You can also use the other events on SpatialInteractionManager, such as SourceDetected and SourceLost, to react when hands enter or leave the device's view or when they move in or out of the ready position (index finger raised with palm forward), or when motion controllers are turned on/off or are paired/unpaired.

Grip pose vs. pointing pose

Windows Mixed Reality supports motion controllers in a variety of form factors, with each controller's design differing in its relationship between the user's hand position and the natural "forward" direction that apps should use for pointing when rendering the controller.

To better represent these controllers, there are two kinds of poses you can investigate for each interaction source:

  • The grip pose, representing the location of either the palm of a hand detected by a HoloLens, or the palm holding a motion controller.
    • On immersive headsets, this pose is best used to render the user's hand or an object held in the user's hand, such as a sword or gun.
    • The grip position: The palm centroid when holding the controller naturally, adjusted left or right to center the position within the grip.
    • The grip orientation's Right axis: When you completely open your hand to form a flat 5-finger pose, the ray that is normal to your palm (forward from left palm, backward from right palm)
    • The grip orientation's Forward axis: When you close your hand partially (as if holding the controller), the ray that points "forward" through the tube formed by your non-thumb fingers.
    • The grip orientation's Up axis: The Up axis implied by the Right and Forward definitions.
    • You can access the grip pose through SpatialInteractionSourceState.Properties.TryGetLocation(...).
  • The pointer pose, representing the tip of the controller pointing forward.

Composite gestures: SpatialGestureRecognizer

A SpatialGestureRecognizer interprets user interactions from hands, motion controllers, and the "Select" voice command to surface spatial gesture events, which users target using their gaze.

Spatial gestures are a key form of input for Windows Mixed Reality apps. By routing interactions from the SpatialInteractionManager to a hologram's SpatialGestureRecognizer, apps can detect Tap, Hold, Manipulation, and Navigation events uniformly across hands, voice, and spatial input devices, without having to handle presses and releases manually.

SpatialGestureRecognizer performs only the minimal disambiguation between the set of gestures that you request. For example, if you request just Tap, the user may hold their finger down as long as they like and a Tap will still occur. If you request both Tap and Hold, after about a second of holding down their finger, the gesture will promote to a Hold and a Tap will no longer occur.

To use SpatialGestureRecognizer, handle the SpatialInteractionManager's InteractionDetected event and grab the SpatialPointerPose exposed there. Use the user's gaze ray from this pose to intersect with the holograms and surface meshes in the user's surroundings, in order to determine what the user is intending to interact with. Then, route the SpatialInteraction in the event arguments to the target hologram's SpatialGestureRecognizer, using its CaptureInteraction method. This starts interpreting that interaction according to the SpatialGestureSettings set on that recognizer at creation time - or by TrySetGestureSettings.

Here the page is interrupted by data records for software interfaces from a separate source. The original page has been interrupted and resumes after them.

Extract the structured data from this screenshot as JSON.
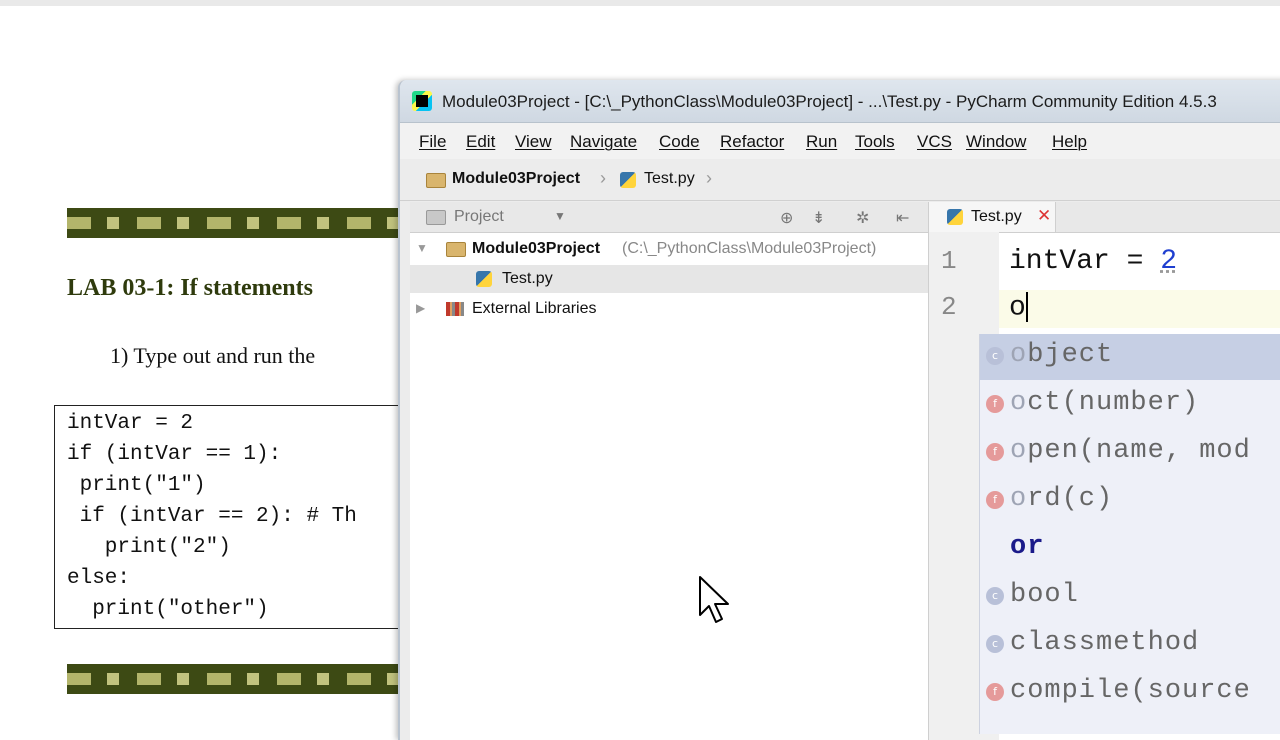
{
  "document": {
    "heading": "LAB 03-1: If statements",
    "step": "1)  Type out and run the",
    "code_lines": [
      "intVar = 2",
      "if (intVar == 1):",
      " print(\"1\")",
      " if (intVar == 2): # Th",
      "   print(\"2\")",
      "else:",
      "  print(\"other\")"
    ]
  },
  "window": {
    "title": "Module03Project - [C:\\_PythonClass\\Module03Project] - ...\\Test.py - PyCharm Community Edition 4.5.3"
  },
  "menu": [
    "File",
    "Edit",
    "View",
    "Navigate",
    "Code",
    "Refactor",
    "Run",
    "Tools",
    "VCS",
    "Window",
    "Help"
  ],
  "navbar": {
    "project": "Module03Project",
    "file": "Test.py"
  },
  "project_panel": {
    "label": "Project",
    "root_name": "Module03Project",
    "root_path": "(C:\\_PythonClass\\Module03Project)",
    "file": "Test.py",
    "external": "External Libraries"
  },
  "editor": {
    "tab": "Test.py",
    "lines": [
      {
        "num": "1",
        "code_prefix": "intVar = ",
        "code_value": "2"
      },
      {
        "num": "2",
        "code_prefix": "o"
      }
    ]
  },
  "completion": [
    {
      "kind": "class",
      "icon": "c",
      "match": "o",
      "text": "bject"
    },
    {
      "kind": "func",
      "icon": "f",
      "match": "o",
      "text": "ct(number)"
    },
    {
      "kind": "func",
      "icon": "f",
      "match": "o",
      "text": "pen(name, mod"
    },
    {
      "kind": "func",
      "icon": "f",
      "match": "o",
      "text": "rd(c)"
    },
    {
      "kind": "keyword",
      "icon": "",
      "match": "",
      "text": "or"
    },
    {
      "kind": "class",
      "icon": "c",
      "match": "",
      "text": "bool"
    },
    {
      "kind": "class",
      "icon": "c",
      "match": "",
      "text": "classmethod"
    },
    {
      "kind": "func",
      "icon": "f",
      "match": "",
      "text": "compile(source"
    }
  ],
  "colors": {
    "title_bar": "#d6dee7",
    "selection": "#c6cfe4",
    "accent_number": "#1f3fd0",
    "doc_banner": "#3d4a14"
  }
}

On HoloLens, interactions and gestures should generally derive their targeting from the user's gaze, rather than trying to render or interact at the hand's location directly. Once an interaction has started, relative motions of the hand may be used to control the gesture, as with the Manipulation or Navigation gesture.

See also